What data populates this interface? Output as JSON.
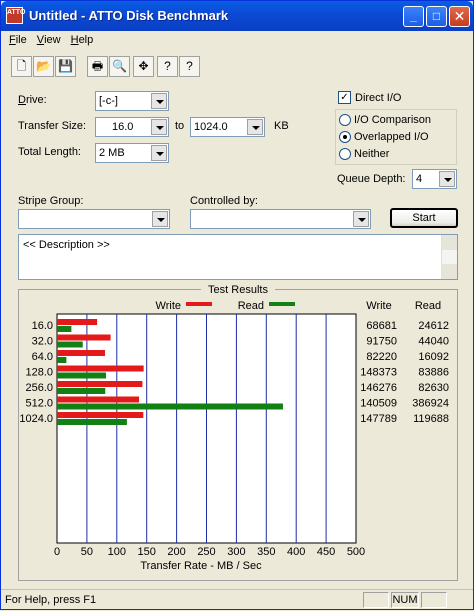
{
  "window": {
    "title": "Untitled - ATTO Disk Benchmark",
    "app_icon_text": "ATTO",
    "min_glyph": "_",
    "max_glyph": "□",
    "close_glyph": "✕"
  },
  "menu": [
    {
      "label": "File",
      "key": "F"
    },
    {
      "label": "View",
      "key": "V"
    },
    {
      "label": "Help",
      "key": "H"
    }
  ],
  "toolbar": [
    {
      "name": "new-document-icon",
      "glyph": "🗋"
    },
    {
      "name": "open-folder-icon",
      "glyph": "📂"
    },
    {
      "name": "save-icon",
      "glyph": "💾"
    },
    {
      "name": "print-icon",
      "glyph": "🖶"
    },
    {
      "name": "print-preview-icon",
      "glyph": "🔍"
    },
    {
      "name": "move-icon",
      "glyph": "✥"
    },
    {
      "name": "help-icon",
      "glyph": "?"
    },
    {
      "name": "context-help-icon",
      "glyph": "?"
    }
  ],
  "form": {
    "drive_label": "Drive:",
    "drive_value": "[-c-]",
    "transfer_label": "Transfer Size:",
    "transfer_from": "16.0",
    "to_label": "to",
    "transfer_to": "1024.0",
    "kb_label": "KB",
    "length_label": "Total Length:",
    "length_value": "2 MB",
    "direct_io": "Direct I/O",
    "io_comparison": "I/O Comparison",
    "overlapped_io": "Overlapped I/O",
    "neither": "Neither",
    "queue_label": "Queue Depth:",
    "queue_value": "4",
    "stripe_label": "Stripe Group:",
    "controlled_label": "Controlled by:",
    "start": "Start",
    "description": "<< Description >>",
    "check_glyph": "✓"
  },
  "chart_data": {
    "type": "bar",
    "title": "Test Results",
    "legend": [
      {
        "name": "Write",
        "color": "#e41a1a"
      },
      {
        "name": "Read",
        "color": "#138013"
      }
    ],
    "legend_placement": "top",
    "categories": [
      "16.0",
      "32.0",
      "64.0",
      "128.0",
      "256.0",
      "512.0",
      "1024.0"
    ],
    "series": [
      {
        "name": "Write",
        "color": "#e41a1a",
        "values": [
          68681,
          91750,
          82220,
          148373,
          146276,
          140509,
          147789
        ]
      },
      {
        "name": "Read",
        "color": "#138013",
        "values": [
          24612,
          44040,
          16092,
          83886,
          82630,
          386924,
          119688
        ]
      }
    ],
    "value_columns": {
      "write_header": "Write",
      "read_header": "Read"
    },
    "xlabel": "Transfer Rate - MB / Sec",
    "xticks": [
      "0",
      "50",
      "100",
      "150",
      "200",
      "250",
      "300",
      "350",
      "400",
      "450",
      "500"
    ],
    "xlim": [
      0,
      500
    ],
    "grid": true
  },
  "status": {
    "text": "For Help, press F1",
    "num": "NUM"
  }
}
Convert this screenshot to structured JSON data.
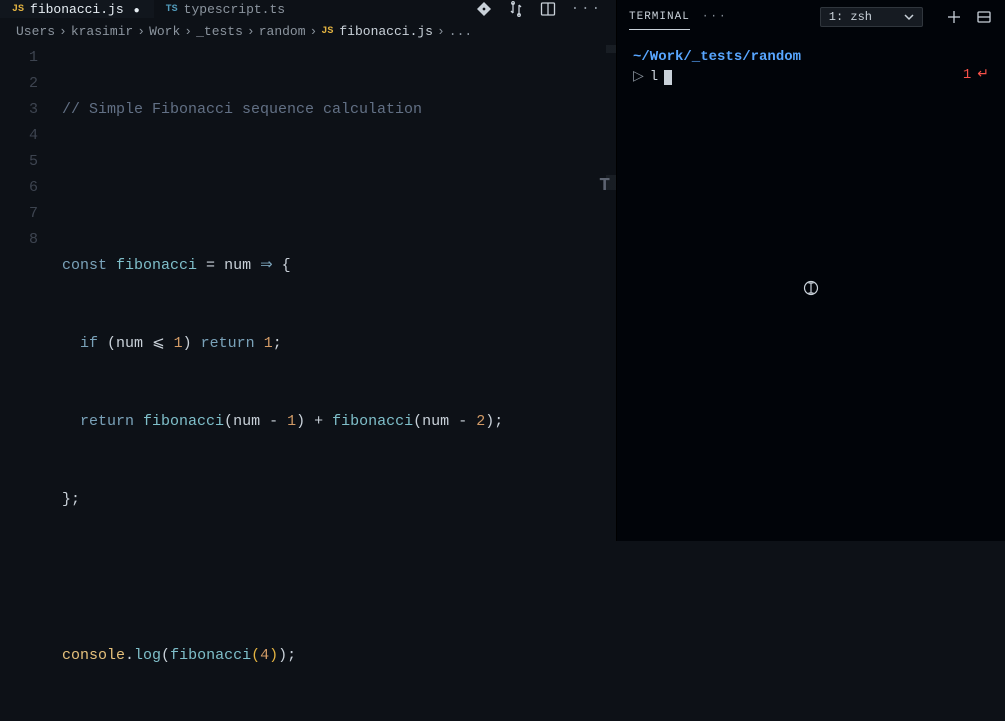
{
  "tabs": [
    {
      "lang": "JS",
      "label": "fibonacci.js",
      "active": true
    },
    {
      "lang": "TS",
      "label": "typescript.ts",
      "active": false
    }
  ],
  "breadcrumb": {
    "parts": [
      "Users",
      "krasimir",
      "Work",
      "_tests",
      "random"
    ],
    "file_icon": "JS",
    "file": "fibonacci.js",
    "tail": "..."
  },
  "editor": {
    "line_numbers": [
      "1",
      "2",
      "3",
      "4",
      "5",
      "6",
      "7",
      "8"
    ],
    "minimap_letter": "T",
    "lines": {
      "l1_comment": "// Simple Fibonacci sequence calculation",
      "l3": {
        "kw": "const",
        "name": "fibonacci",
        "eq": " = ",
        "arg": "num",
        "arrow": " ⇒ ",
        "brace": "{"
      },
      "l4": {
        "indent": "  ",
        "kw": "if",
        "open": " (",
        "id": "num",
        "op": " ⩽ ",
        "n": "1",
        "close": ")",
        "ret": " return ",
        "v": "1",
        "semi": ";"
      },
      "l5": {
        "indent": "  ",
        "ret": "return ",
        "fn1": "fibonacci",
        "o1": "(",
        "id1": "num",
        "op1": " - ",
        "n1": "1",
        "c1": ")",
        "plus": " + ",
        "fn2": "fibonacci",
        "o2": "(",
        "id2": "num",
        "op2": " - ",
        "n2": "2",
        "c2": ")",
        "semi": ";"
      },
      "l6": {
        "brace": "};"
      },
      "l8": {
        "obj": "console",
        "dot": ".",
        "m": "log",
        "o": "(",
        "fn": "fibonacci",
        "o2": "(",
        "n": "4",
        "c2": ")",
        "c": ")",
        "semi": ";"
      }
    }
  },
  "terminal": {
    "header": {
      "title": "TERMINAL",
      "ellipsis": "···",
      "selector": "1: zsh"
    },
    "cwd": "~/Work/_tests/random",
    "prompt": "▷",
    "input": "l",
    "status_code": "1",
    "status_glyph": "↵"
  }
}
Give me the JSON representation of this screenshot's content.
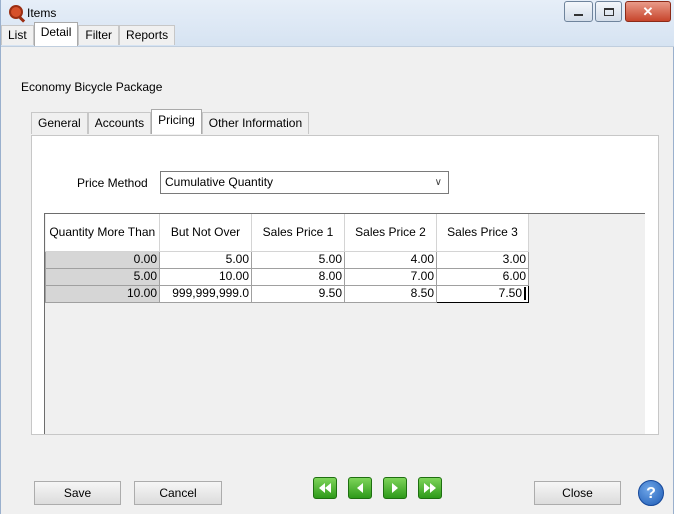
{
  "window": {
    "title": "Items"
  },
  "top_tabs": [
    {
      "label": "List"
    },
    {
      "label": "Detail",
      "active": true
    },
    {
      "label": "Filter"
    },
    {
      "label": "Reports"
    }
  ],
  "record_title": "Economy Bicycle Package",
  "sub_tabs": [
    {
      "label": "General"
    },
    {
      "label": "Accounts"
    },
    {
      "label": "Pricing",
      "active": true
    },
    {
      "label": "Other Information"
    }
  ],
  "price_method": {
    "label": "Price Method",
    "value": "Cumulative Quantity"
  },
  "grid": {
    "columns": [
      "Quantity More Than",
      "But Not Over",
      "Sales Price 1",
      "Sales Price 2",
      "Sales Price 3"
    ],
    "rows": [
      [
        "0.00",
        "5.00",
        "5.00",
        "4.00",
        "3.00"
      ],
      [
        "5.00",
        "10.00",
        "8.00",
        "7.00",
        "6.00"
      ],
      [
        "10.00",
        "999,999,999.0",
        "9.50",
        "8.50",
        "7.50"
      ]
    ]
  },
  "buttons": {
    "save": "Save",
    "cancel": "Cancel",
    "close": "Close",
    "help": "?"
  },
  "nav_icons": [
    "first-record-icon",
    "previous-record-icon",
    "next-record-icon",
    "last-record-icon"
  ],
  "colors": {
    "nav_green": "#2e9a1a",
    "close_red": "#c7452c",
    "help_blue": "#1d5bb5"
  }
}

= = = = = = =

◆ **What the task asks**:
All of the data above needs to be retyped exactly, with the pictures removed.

◆ **Response box**:
What data populates this interface? Output as JSON.
{
  "window": {
    "title": "Untitled - ATTO Disk Benchmark",
    "app_icon_text": "ATTO",
    "min_glyph": "_",
    "max_glyph": "□",
    "close_glyph": "✕"
  },
  "menu": [
    {
      "label": "File",
      "key": "F"
    },
    {
      "label": "View",
      "key": "V"
    },
    {
      "label": "Help",
      "key": "H"
    }
  ],
  "toolbar": [
    {
      "name": "new-document-icon",
      "glyph": "🗋"
    },
    {
      "name": "open-folder-icon",
      "glyph": "📂"
    },
    {
      "name": "save-icon",
      "glyph": "💾"
    },
    {
      "name": "print-icon",
      "glyph": "🖶"
    },
    {
      "name": "print-preview-icon",
      "glyph": "🔍"
    },
    {
      "name": "move-icon",
      "glyph": "✥"
    },
    {
      "name": "help-icon",
      "glyph": "?"
    },
    {
      "name": "context-help-icon",
      "glyph": "?"
    }
  ],
  "form": {
    "drive_label": "Drive:",
    "drive_value": "[-c-]",
    "transfer_label": "Transfer Size:",
    "transfer_from": "16.0",
    "to_label": "to",
    "transfer_to": "1024.0",
    "kb_label": "KB",
    "length_label": "Total Length:",
    "length_value": "2 MB",
    "direct_io": "Direct I/O",
    "io_comparison": "I/O Comparison",
    "overlapped_io": "Overlapped I/O",
    "neither": "Neither",
    "queue_label": "Queue Depth:",
    "queue_value": "4",
    "stripe_label": "Stripe Group:",
    "controlled_label": "Controlled by:",
    "start": "Start",
    "description": "<< Description >>",
    "check_glyph": "✓"
  },
  "chart_data": {
    "type": "bar",
    "title": "Test Results",
    "legend": [
      {
        "name": "Write",
        "color": "#e41a1a"
      },
      {
        "name": "Read",
        "color": "#138013"
      }
    ],
    "legend_placement": "top",
    "categories": [
      "16.0",
      "32.0",
      "64.0",
      "128.0",
      "256.0",
      "512.0",
      "1024.0"
    ],
    "series": [
      {
        "name": "Write",
        "color": "#e41a1a",
        "values": [
          68681,
          91750,
          82220,
          148373,
          146276,
          140509,
          147789
        ]
      },
      {
        "name": "Read",
        "color": "#138013",
        "values": [
          24612,
          44040,
          16092,
          83886,
          82630,
          386924,
          119688
        ]
      }
    ],
    "value_columns": {
      "write_header": "Write",
      "read_header": "Read"
    },
    "xlabel": "Transfer Rate - MB / Sec",
    "xticks": [
      "0",
      "50",
      "100",
      "150",
      "200",
      "250",
      "300",
      "350",
      "400",
      "450",
      "500"
    ],
    "xlim": [
      0,
      500
    ],
    "grid": true
  },
  "status": {
    "text": "For Help, press F1",
    "num": "NUM"
  }
}
Convert this screenshot to structured JSON data.
{
  "tabs": [
    {
      "lang": "JS",
      "label": "fibonacci.js",
      "active": true
    },
    {
      "lang": "TS",
      "label": "typescript.ts",
      "active": false
    }
  ],
  "breadcrumb": {
    "parts": [
      "Users",
      "krasimir",
      "Work",
      "_tests",
      "random"
    ],
    "file_icon": "JS",
    "file": "fibonacci.js",
    "tail": "..."
  },
  "editor": {
    "line_numbers": [
      "1",
      "2",
      "3",
      "4",
      "5",
      "6",
      "7",
      "8"
    ],
    "minimap_letter": "T",
    "lines": {
      "l1_comment": "// Simple Fibonacci sequence calculation",
      "l3": {
        "kw": "const",
        "name": "fibonacci",
        "eq": " = ",
        "arg": "num",
        "arrow": " ⇒ ",
        "brace": "{"
      },
      "l4": {
        "indent": "  ",
        "kw": "if",
        "open": " (",
        "id": "num",
        "op": " ⩽ ",
        "n": "1",
        "close": ")",
        "ret": " return ",
        "v": "1",
        "semi": ";"
      },
      "l5": {
        "indent": "  ",
        "ret": "return ",
        "fn1": "fibonacci",
        "o1": "(",
        "id1": "num",
        "op1": " - ",
        "n1": "1",
        "c1": ")",
        "plus": " + ",
        "fn2": "fibonacci",
        "o2": "(",
        "id2": "num",
        "op2": " - ",
        "n2": "2",
        "c2": ")",
        "semi": ";"
      },
      "l6": {
        "brace": "};"
      },
      "l8": {
        "obj": "console",
        "dot": ".",
        "m": "log",
        "o": "(",
        "fn": "fibonacci",
        "o2": "(",
        "n": "4",
        "c2": ")",
        "c": ")",
        "semi": ";"
      }
    }
  },
  "terminal": {
    "header": {
      "title": "TERMINAL",
      "ellipsis": "···",
      "selector": "1: zsh"
    },
    "cwd": "~/Work/_tests/random",
    "prompt": "▷",
    "input": "l",
    "status_code": "1",
    "status_glyph": "↵"
  }
}
Give me the JSON representation of this screenshot's content.
{
  "window": {
    "title": "Items"
  },
  "top_tabs": [
    {
      "label": "List"
    },
    {
      "label": "Detail",
      "active": true
    },
    {
      "label": "Filter"
    },
    {
      "label": "Reports"
    }
  ],
  "record_title": "Economy Bicycle Package",
  "sub_tabs": [
    {
      "label": "General"
    },
    {
      "label": "Accounts"
    },
    {
      "label": "Pricing",
      "active": true
    },
    {
      "label": "Other Information"
    }
  ],
  "price_method": {
    "label": "Price Method",
    "value": "Cumulative Quantity"
  },
  "grid": {
    "columns": [
      "Quantity More Than",
      "But Not Over",
      "Sales Price 1",
      "Sales Price 2",
      "Sales Price 3"
    ],
    "rows": [
      [
        "0.00",
        "5.00",
        "5.00",
        "4.00",
        "3.00"
      ],
      [
        "5.00",
        "10.00",
        "8.00",
        "7.00",
        "6.00"
      ],
      [
        "10.00",
        "999,999,999.0",
        "9.50",
        "8.50",
        "7.50"
      ]
    ]
  },
  "buttons": {
    "save": "Save",
    "cancel": "Cancel",
    "close": "Close",
    "help": "?"
  },
  "nav_icons": [
    "first-record-icon",
    "previous-record-icon",
    "next-record-icon",
    "last-record-icon"
  ],
  "colors": {
    "nav_green": "#2e9a1a",
    "close_red": "#c7452c",
    "help_blue": "#1d5bb5"
  }
}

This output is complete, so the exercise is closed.